(Data entries)
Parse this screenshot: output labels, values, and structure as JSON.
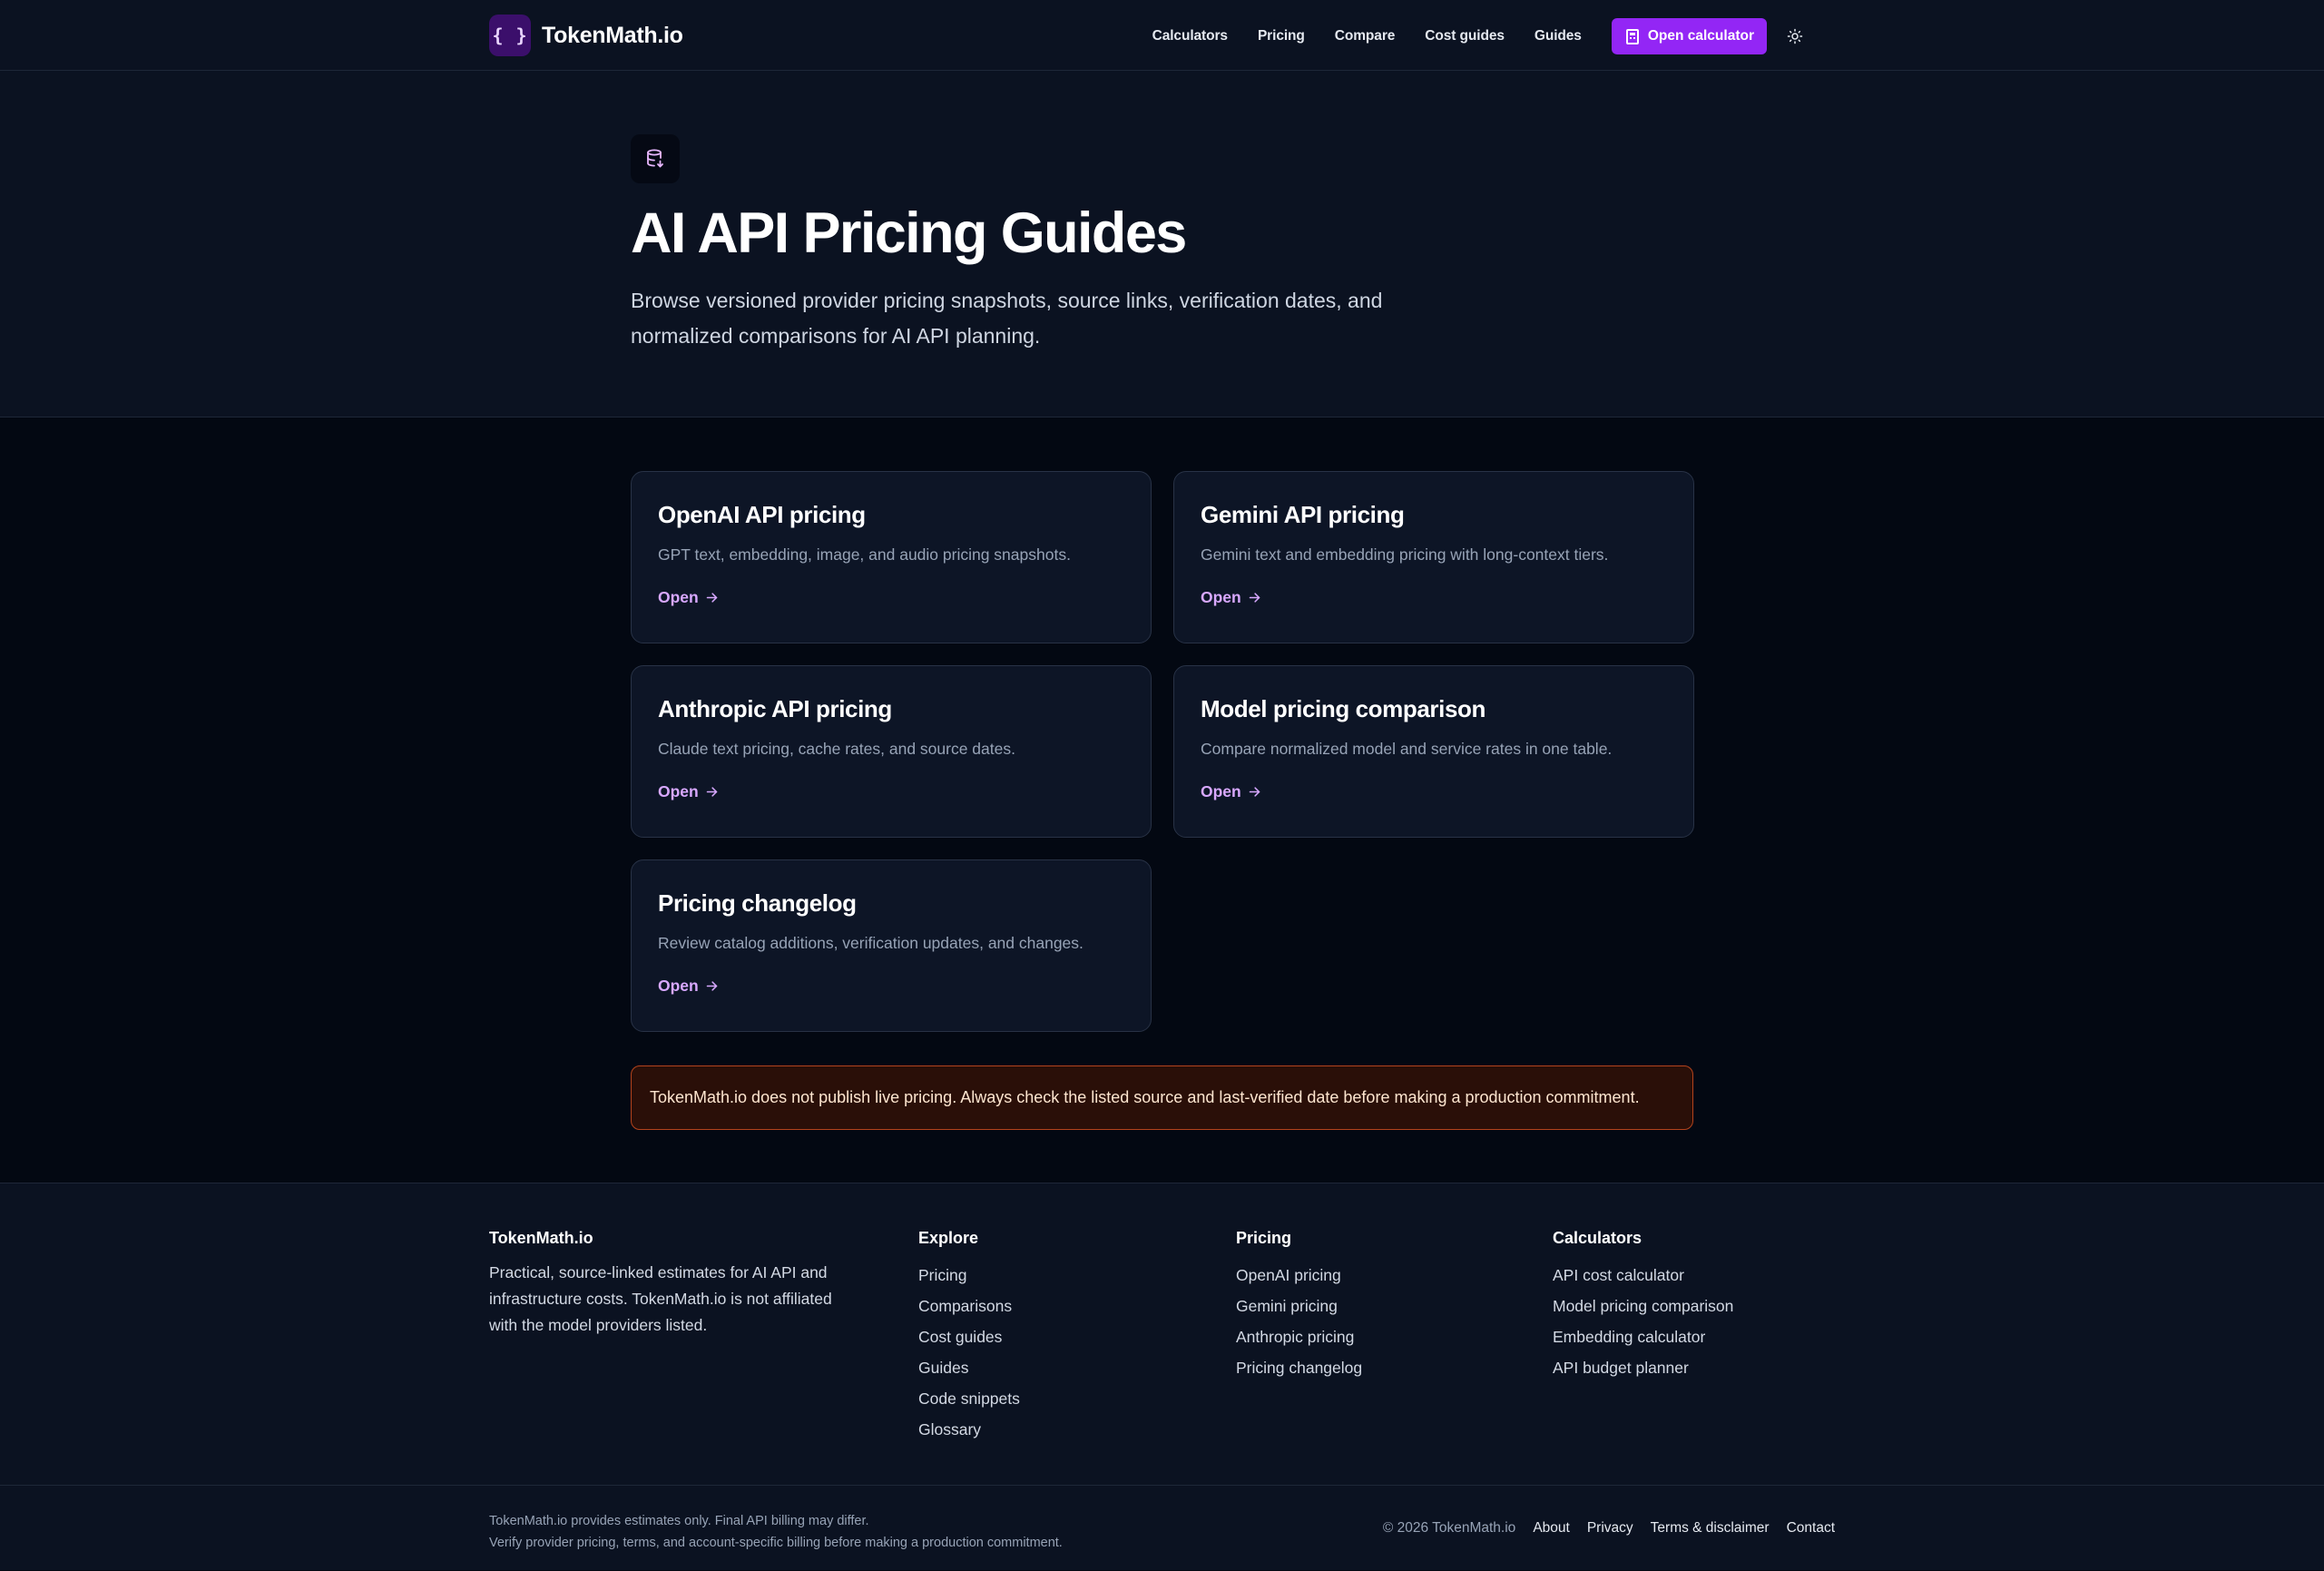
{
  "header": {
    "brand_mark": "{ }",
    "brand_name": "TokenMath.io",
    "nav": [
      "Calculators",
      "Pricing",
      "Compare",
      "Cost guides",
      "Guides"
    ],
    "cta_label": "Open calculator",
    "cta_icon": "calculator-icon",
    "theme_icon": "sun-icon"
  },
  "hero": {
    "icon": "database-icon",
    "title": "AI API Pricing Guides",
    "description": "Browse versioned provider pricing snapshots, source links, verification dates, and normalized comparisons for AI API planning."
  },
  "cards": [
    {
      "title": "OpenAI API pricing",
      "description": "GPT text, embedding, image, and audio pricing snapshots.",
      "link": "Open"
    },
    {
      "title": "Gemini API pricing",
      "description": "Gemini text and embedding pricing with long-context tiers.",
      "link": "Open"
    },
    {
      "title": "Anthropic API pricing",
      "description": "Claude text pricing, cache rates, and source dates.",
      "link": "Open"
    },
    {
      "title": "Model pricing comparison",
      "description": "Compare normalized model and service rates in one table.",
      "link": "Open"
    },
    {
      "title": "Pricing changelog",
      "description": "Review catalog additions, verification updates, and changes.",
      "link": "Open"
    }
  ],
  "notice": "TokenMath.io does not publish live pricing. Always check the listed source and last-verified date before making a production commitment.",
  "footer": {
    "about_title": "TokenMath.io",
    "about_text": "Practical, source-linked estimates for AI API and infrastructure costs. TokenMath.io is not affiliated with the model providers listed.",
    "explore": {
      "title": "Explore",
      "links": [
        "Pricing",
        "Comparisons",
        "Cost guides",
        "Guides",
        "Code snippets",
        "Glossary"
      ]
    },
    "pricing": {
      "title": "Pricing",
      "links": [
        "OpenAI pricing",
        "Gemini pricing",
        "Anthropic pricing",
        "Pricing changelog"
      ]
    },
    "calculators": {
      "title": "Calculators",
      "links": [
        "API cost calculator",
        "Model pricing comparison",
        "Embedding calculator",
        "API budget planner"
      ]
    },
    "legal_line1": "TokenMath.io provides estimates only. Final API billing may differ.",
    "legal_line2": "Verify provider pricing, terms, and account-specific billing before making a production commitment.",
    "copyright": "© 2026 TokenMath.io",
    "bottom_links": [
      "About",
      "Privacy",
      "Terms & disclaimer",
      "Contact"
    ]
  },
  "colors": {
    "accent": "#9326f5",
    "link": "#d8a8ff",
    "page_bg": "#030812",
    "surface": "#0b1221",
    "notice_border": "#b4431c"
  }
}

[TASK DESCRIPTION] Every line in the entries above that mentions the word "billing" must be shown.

[RESULT FOR THIS EXERCISE]
    "legal_line1": "TokenMath.io provides estimates only. Final API billing may differ.",
    "legal_line2": "Verify provider pricing, terms, and account-specific billing before making a production commitment.",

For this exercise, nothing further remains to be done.